Bendigo and central Victoria were predicted to face three-day totals of 100 to 200 millimetres of rain, beginning on Friday.
Residents sandbagged homes and events were cancelled as central Victorians were told to prepare for a storm that could put lives at risk.
While the city escaped without incident, further north, towns such as Echuca and Kerang saw flash-flooding and record-breaking rain.
Bureau of Meteorology senior forecaster Rod Dickson said Bendigo missed out, but not by much, with the predicted low developing a little bit further east of the city.
“Bendigo for the last three days has recorded 27mm of rainfall, with the heaviest rain falling further east,” he said on Sunday afternoon.
“Further east there were totals up to 60 to 100mm; further north up at Echuca they had 123mm in the 24 hours to 9am Saturday and 139mm in total, which was record rainfall for anytime of the year.”
Fifteen houses and 10 businesses were impacted by flooding in Echuca, with one supermarket extensively damaged.
The bulk of the rain fell late Friday night and into Saturday, making it a long night for State Emergency Service volunteers.
The north-east of the state was worst hit during the deluge, with totals of more than 200mm forcing people from their homes.
Bureau defends dire weather warnings
State weather bureau manager Dr Andrew Tupper said the event was pretty much as forecast, despite many areas not receiving the predicted lashing.
Coming up with an accurate weather prediction up to four days in advance of a storm was always difficult, he said, and not unlike forecasting the location and speed of a tropical cyclone, where forecasts can often change.
"I guess the good news is, from the Melbourne perspective in particular and those in western Victoria, the event hasn't affected that area as much,” he said.
"But, despite all the disruption of preparation - we know that events have been cancelled and people have put in a lot of work - it was certainly the kind of event worth preparing for.
“So, if we had our time again, yes, we would put out an event with similar language to that."
On Thursday, Bureau of Meteorology forecaster Scott Williams warned: "It is an event that poses a threat to life, there will be a massive amount of lightning, there will be roads cut, flood waters."
"This is a vast, intense, high impact event for this state."
Emergency Management Commissioner Craig Lapsley said it was still appropriate to issue warnings for the entire state.
"We've done, with the forecast that was put to us, the best we can to warn the whole of the Victorian community, because there was rain across Victoria, and I think we've done that," he said.
"We've seen rain move across Victoria - and in some cases exactly what the forecast said, in others it hasn't been exactly.
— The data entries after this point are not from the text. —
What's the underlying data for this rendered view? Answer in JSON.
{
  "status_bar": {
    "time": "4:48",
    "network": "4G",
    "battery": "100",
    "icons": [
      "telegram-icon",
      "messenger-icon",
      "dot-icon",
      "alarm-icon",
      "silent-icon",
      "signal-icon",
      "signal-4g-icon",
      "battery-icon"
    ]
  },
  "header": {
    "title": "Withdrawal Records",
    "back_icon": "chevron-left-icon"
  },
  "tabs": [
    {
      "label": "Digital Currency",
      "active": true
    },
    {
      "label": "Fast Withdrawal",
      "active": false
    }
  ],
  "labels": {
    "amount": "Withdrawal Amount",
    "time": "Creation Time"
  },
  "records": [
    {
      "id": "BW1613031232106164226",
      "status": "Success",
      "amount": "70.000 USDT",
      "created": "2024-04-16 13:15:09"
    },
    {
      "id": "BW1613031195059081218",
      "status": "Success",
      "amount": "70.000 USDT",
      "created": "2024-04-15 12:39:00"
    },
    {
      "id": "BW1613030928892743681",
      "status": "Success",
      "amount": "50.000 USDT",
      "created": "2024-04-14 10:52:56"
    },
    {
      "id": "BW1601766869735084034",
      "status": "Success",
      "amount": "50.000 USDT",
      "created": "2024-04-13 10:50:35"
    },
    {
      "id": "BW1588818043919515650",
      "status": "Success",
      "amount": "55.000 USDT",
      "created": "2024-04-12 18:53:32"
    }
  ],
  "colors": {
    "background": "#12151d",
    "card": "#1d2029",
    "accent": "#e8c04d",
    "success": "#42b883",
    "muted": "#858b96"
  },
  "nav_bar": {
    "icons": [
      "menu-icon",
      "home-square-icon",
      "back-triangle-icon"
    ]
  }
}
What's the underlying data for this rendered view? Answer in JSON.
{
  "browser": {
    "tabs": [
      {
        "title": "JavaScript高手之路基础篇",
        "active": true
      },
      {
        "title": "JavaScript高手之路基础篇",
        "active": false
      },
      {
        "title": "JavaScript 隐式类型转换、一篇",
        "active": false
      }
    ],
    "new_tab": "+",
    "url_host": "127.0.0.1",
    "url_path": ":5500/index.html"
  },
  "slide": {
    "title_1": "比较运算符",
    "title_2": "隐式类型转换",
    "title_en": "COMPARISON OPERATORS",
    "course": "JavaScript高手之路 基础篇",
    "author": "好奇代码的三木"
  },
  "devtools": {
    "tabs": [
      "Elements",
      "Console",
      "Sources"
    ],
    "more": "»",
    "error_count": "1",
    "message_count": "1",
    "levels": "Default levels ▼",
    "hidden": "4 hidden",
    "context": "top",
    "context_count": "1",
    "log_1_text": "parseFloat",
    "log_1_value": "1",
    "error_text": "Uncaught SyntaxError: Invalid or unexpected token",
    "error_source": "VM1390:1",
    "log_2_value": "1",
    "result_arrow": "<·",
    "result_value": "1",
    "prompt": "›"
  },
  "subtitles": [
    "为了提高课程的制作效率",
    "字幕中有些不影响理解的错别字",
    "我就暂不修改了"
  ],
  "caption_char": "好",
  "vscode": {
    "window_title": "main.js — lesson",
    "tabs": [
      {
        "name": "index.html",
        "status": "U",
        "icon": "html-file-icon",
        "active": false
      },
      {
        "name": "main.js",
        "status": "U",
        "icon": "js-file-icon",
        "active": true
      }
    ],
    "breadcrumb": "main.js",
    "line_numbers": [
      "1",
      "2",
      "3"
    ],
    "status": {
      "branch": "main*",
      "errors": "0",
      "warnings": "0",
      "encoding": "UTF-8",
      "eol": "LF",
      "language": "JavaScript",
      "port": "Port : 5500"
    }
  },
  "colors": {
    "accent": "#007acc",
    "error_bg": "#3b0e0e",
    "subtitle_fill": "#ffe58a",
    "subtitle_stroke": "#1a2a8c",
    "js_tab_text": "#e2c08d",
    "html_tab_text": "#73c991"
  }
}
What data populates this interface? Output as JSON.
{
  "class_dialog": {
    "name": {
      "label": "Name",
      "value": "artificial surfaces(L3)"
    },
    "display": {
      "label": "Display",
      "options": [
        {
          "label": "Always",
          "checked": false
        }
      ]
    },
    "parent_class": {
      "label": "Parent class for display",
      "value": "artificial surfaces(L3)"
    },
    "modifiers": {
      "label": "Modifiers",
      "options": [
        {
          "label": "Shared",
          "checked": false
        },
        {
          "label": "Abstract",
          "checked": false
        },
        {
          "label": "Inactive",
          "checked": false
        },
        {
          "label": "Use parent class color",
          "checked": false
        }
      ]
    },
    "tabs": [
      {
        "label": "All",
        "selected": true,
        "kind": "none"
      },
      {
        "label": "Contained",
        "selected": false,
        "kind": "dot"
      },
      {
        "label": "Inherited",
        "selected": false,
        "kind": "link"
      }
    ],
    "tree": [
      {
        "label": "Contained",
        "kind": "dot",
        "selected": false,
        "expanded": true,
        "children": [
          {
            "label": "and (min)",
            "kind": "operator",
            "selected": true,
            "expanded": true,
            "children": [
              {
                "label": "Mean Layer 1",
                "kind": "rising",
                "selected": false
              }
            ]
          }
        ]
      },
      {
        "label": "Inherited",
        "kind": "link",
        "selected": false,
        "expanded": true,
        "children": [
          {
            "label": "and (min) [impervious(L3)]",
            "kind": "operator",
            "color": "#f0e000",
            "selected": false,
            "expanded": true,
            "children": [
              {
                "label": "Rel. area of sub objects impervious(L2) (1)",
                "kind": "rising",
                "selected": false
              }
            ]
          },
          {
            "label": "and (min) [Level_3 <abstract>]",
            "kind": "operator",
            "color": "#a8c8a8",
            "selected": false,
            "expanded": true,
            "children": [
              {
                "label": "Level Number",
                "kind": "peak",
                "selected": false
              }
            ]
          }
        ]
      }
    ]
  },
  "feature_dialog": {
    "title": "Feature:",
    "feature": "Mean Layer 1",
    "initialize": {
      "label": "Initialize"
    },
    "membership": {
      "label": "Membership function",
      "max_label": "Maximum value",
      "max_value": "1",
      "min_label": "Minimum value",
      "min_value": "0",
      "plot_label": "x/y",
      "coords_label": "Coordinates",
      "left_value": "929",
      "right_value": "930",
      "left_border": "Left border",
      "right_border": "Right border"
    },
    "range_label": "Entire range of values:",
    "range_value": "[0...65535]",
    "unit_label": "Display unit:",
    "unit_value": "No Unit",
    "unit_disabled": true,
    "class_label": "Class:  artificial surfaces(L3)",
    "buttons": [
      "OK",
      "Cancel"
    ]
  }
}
However, I think the figures that are there today show that we've had significant rain."
Assistance for people affected by flood
Victorians affected by the severe weather can access joint state and federal government disaster assistance, with up to $1890 per household.
People in the Alpine and Strathbogie local government areas can claim up to $540 per adult and $270 per child to help meet immediate needs, including emergency food, shelter, clothing, and personal items.
Anyone who has been affected by the severe weather and is suffering personal hardship and distress should contact their local relief centre or call the VicEmergency Hotline on 1800 226 226.